Whenever we think of a basic income or anything to do with social security, our knee-jerk reaction is that the state should provide it. We rarely think of community taking up such an initiative. It is of course true that in many societies in Asia, particularly India, the extended family had always acted as the social security net. With the breakdown of the joint family, rapid urbanisation and dispersal of the traditional family institution, this traditional social security framework is getting eroded. However, new forms of community spirit seems to be emerging now. Can a community initiate something as BIG as basic income?
A 30-year old young man called Michael Bohmeyer from Berlin founded a crowd-funded community initiative called 'My Basic Income' in 2014. Michael Bohmeyer has been a web developer and founder of several online start-ups since the age of 16. After working for fourteen years, he finally escaped the world of business, provided with a monthly basic income which is paid for by one of the start-ups that he founded. Michael now campaigns to get a basic income for as many people as possible.
“Because a basic income means freedom and unconditional humanity. And both are essential ingredients for a better society.”
The initiative was founded in 2014, and two years on, it is growing stronger and has gained many supporters.
"A German crowdfunding project has been collecting money so that every month a lucky winner gets a basic monthly income for a year. It's a campaign and a social experiment - and it's re-started an old debate in Germany.
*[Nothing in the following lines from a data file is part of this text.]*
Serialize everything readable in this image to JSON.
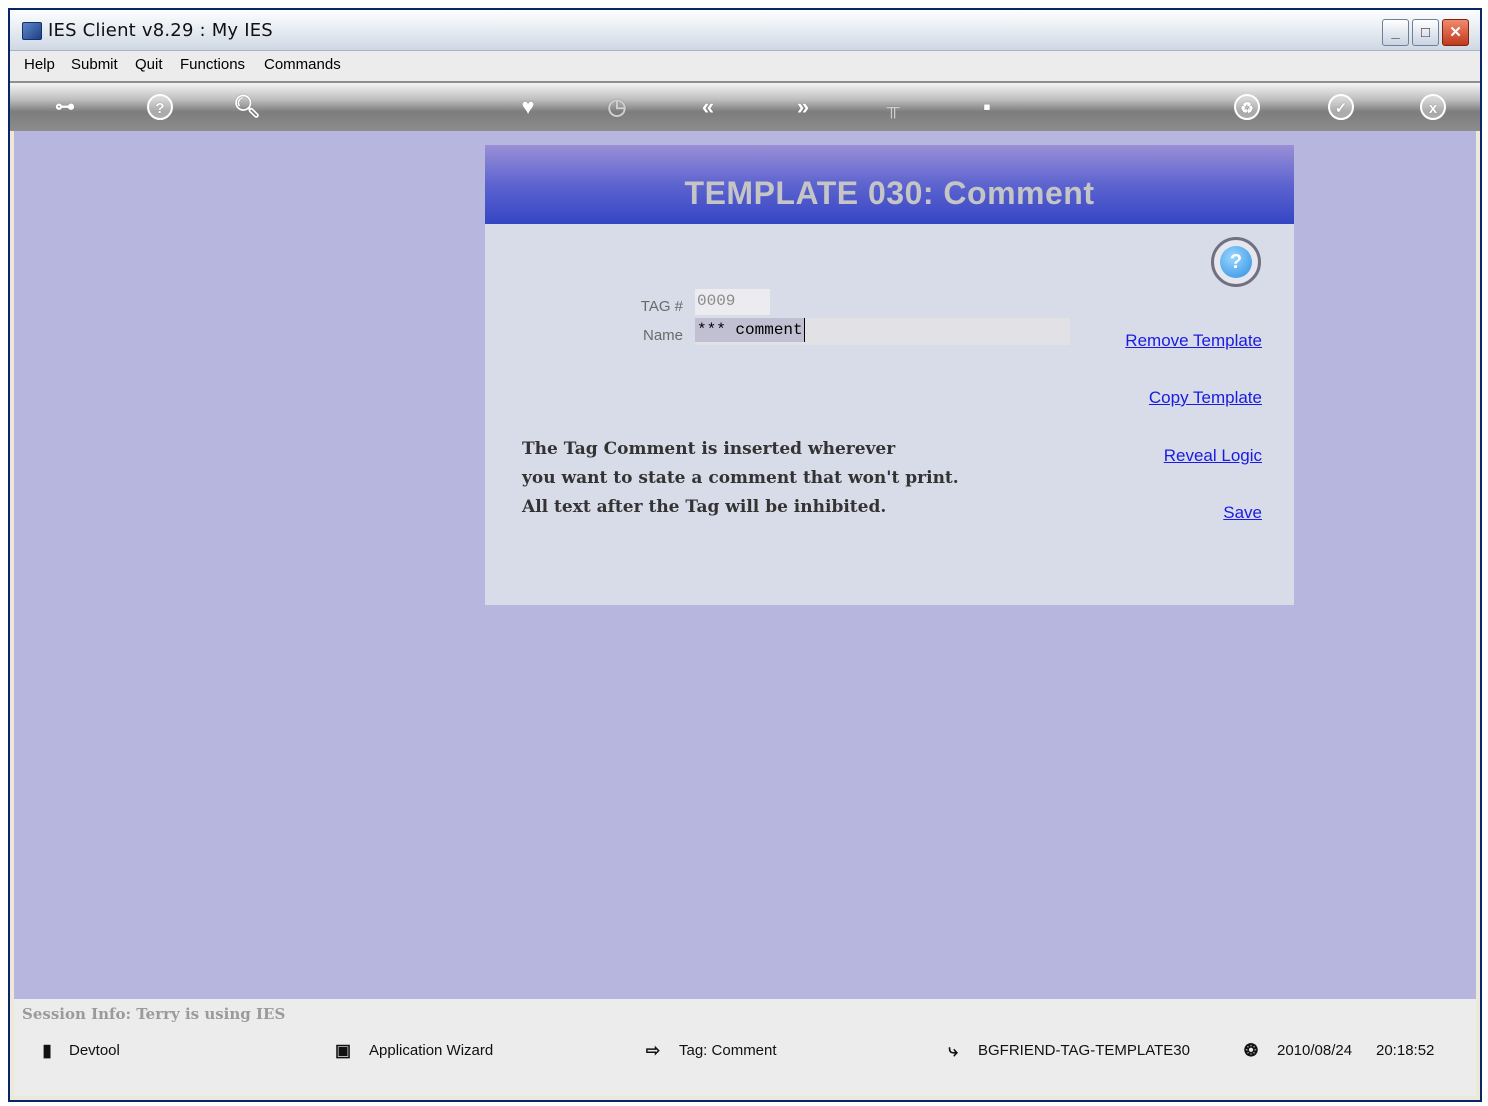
{
  "window": {
    "title": "IES Client v8.29 : My IES"
  },
  "menu": [
    "Help",
    "Submit",
    "Quit",
    "Functions",
    "Commands"
  ],
  "toolbar": {
    "icons": [
      "key-icon",
      "help-icon",
      "search-icon",
      "heart-icon",
      "clock-icon",
      "rewind-icon",
      "forward-icon",
      "tree-icon",
      "chip-icon",
      "recycle-icon",
      "check-icon",
      "close-icon"
    ]
  },
  "panel": {
    "title": "TEMPLATE 030: Comment",
    "tag_label": "TAG #",
    "tag_value": "0009",
    "name_label": "Name",
    "name_value": "*** comment",
    "description": [
      "The Tag Comment is inserted wherever",
      "you want to state a comment that won't print.",
      "All text after the Tag will be inhibited."
    ],
    "links": [
      "Remove Template",
      "Copy Template",
      "Reveal Logic",
      "Save"
    ]
  },
  "status": {
    "session": "Session Info: Terry is using IES",
    "items": [
      "Devtool",
      "Application Wizard",
      "Tag: Comment",
      "BGFRIEND-TAG-TEMPLATE30"
    ],
    "date": "2010/08/24",
    "time": "20:18:52"
  }
}
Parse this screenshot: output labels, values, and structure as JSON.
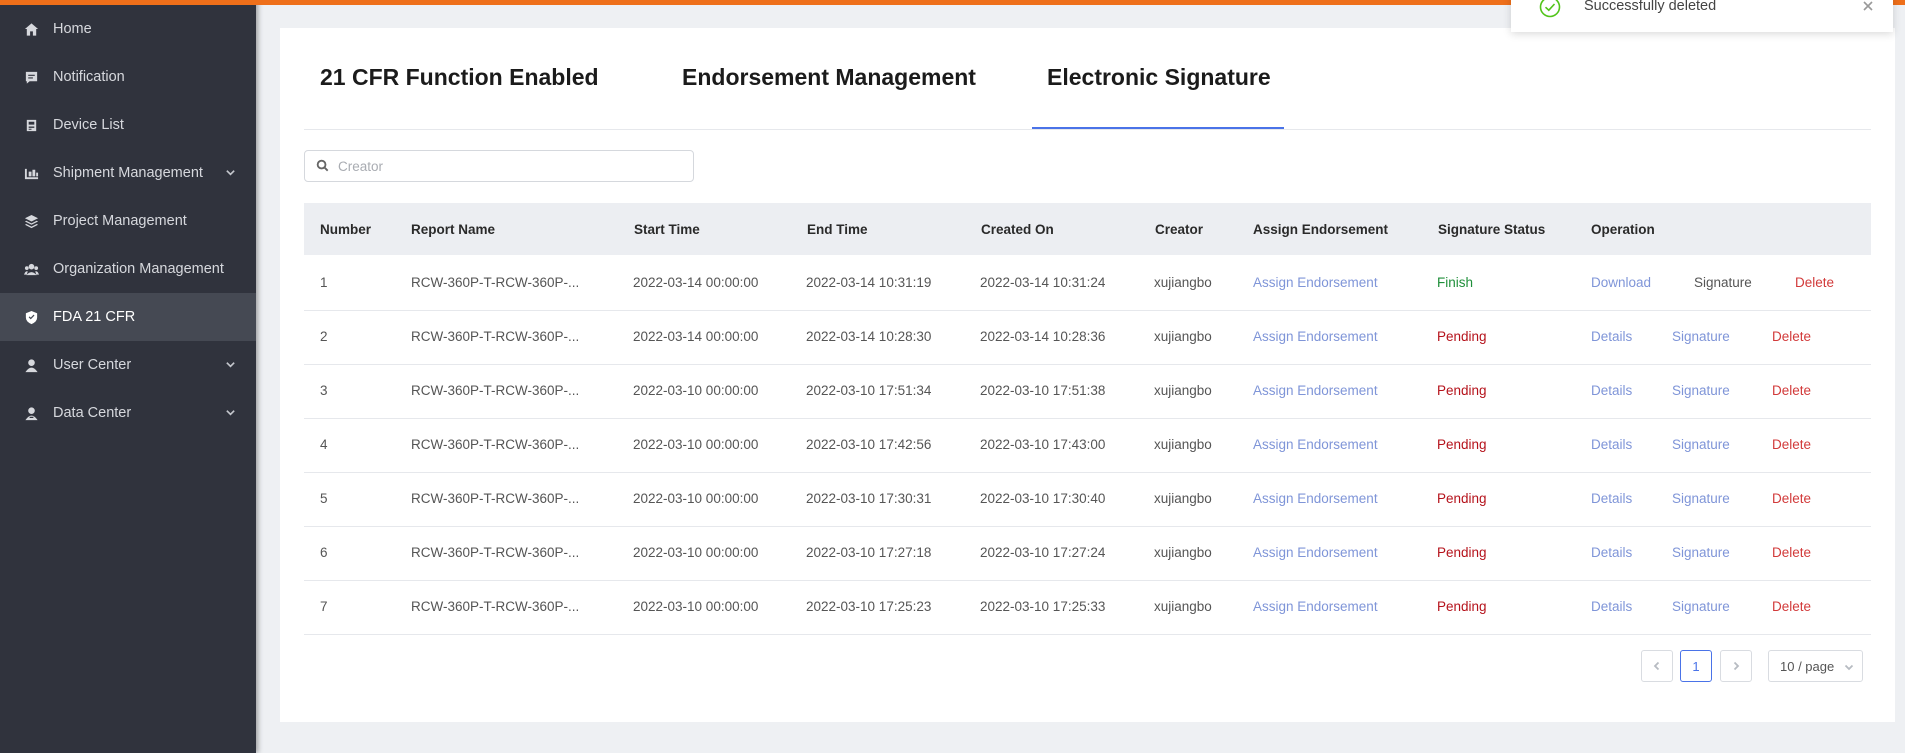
{
  "sidebar": {
    "items": [
      {
        "label": "Home",
        "icon": "home-icon"
      },
      {
        "label": "Notification",
        "icon": "message-icon"
      },
      {
        "label": "Device List",
        "icon": "device-icon"
      },
      {
        "label": "Shipment Management",
        "icon": "shipment-icon",
        "expandable": true
      },
      {
        "label": "Project Management",
        "icon": "layers-icon"
      },
      {
        "label": "Organization Management",
        "icon": "organization-icon"
      },
      {
        "label": "FDA 21 CFR",
        "icon": "shield-icon",
        "active": true
      },
      {
        "label": "User Center",
        "icon": "user-icon",
        "expandable": true
      },
      {
        "label": "Data Center",
        "icon": "data-user-icon",
        "expandable": true
      }
    ]
  },
  "tabs": [
    {
      "label": "21 CFR Function Enabled"
    },
    {
      "label": "Endorsement Management"
    },
    {
      "label": "Electronic Signature",
      "active": true
    }
  ],
  "search": {
    "placeholder": "Creator",
    "value": ""
  },
  "table": {
    "columns": [
      "Number",
      "Report Name",
      "Start Time",
      "End Time",
      "Created On",
      "Creator",
      "Assign Endorsement",
      "Signature Status",
      "Operation"
    ],
    "rows": [
      {
        "number": "1",
        "report": "RCW-360P-T-RCW-360P-...",
        "start": "2022-03-14 00:00:00",
        "end": "2022-03-14 10:31:19",
        "created": "2022-03-14 10:31:24",
        "creator": "xujiangbo",
        "assign": "Assign Endorsement",
        "status": "Finish",
        "op1": "Download",
        "op2": "Signature",
        "op3": "Delete"
      },
      {
        "number": "2",
        "report": "RCW-360P-T-RCW-360P-...",
        "start": "2022-03-14 00:00:00",
        "end": "2022-03-14 10:28:30",
        "created": "2022-03-14 10:28:36",
        "creator": "xujiangbo",
        "assign": "Assign Endorsement",
        "status": "Pending",
        "op1": "Details",
        "op2": "Signature",
        "op3": "Delete"
      },
      {
        "number": "3",
        "report": "RCW-360P-T-RCW-360P-...",
        "start": "2022-03-10 00:00:00",
        "end": "2022-03-10 17:51:34",
        "created": "2022-03-10 17:51:38",
        "creator": "xujiangbo",
        "assign": "Assign Endorsement",
        "status": "Pending",
        "op1": "Details",
        "op2": "Signature",
        "op3": "Delete"
      },
      {
        "number": "4",
        "report": "RCW-360P-T-RCW-360P-...",
        "start": "2022-03-10 00:00:00",
        "end": "2022-03-10 17:42:56",
        "created": "2022-03-10 17:43:00",
        "creator": "xujiangbo",
        "assign": "Assign Endorsement",
        "status": "Pending",
        "op1": "Details",
        "op2": "Signature",
        "op3": "Delete"
      },
      {
        "number": "5",
        "report": "RCW-360P-T-RCW-360P-...",
        "start": "2022-03-10 00:00:00",
        "end": "2022-03-10 17:30:31",
        "created": "2022-03-10 17:30:40",
        "creator": "xujiangbo",
        "assign": "Assign Endorsement",
        "status": "Pending",
        "op1": "Details",
        "op2": "Signature",
        "op3": "Delete"
      },
      {
        "number": "6",
        "report": "RCW-360P-T-RCW-360P-...",
        "start": "2022-03-10 00:00:00",
        "end": "2022-03-10 17:27:18",
        "created": "2022-03-10 17:27:24",
        "creator": "xujiangbo",
        "assign": "Assign Endorsement",
        "status": "Pending",
        "op1": "Details",
        "op2": "Signature",
        "op3": "Delete"
      },
      {
        "number": "7",
        "report": "RCW-360P-T-RCW-360P-...",
        "start": "2022-03-10 00:00:00",
        "end": "2022-03-10 17:25:23",
        "created": "2022-03-10 17:25:33",
        "creator": "xujiangbo",
        "assign": "Assign Endorsement",
        "status": "Pending",
        "op1": "Details",
        "op2": "Signature",
        "op3": "Delete"
      }
    ]
  },
  "pagination": {
    "current_page": "1",
    "page_size": "10 / page"
  },
  "toast": {
    "message": "Successfully deleted",
    "icon": "check-circle-icon"
  },
  "colors": {
    "accent": "#4a73e8",
    "top_bar": "#ee6f1a",
    "sidebar": "#30333d",
    "status_finish": "#1f8f3a",
    "status_pending": "#b5121b",
    "link": "#7f95d8",
    "delete": "#d23a3a"
  }
}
What would you do with 1,000 euros ($1,120) of free money every month? Or, more exactly, what would you do if the government gave you an income - enough to ensure a comfortable life, but few luxuries - but you got it unconditionally, regardless of your actual needs, your other income, even your age? Would you ever work again? And, more to the point, would society collapse if everyone in the country got it?
These are the questions that German crowdfunding campaign Mein Grundeinkommen ("My basic income") has been trying to answer".
Read the full report on the DW website.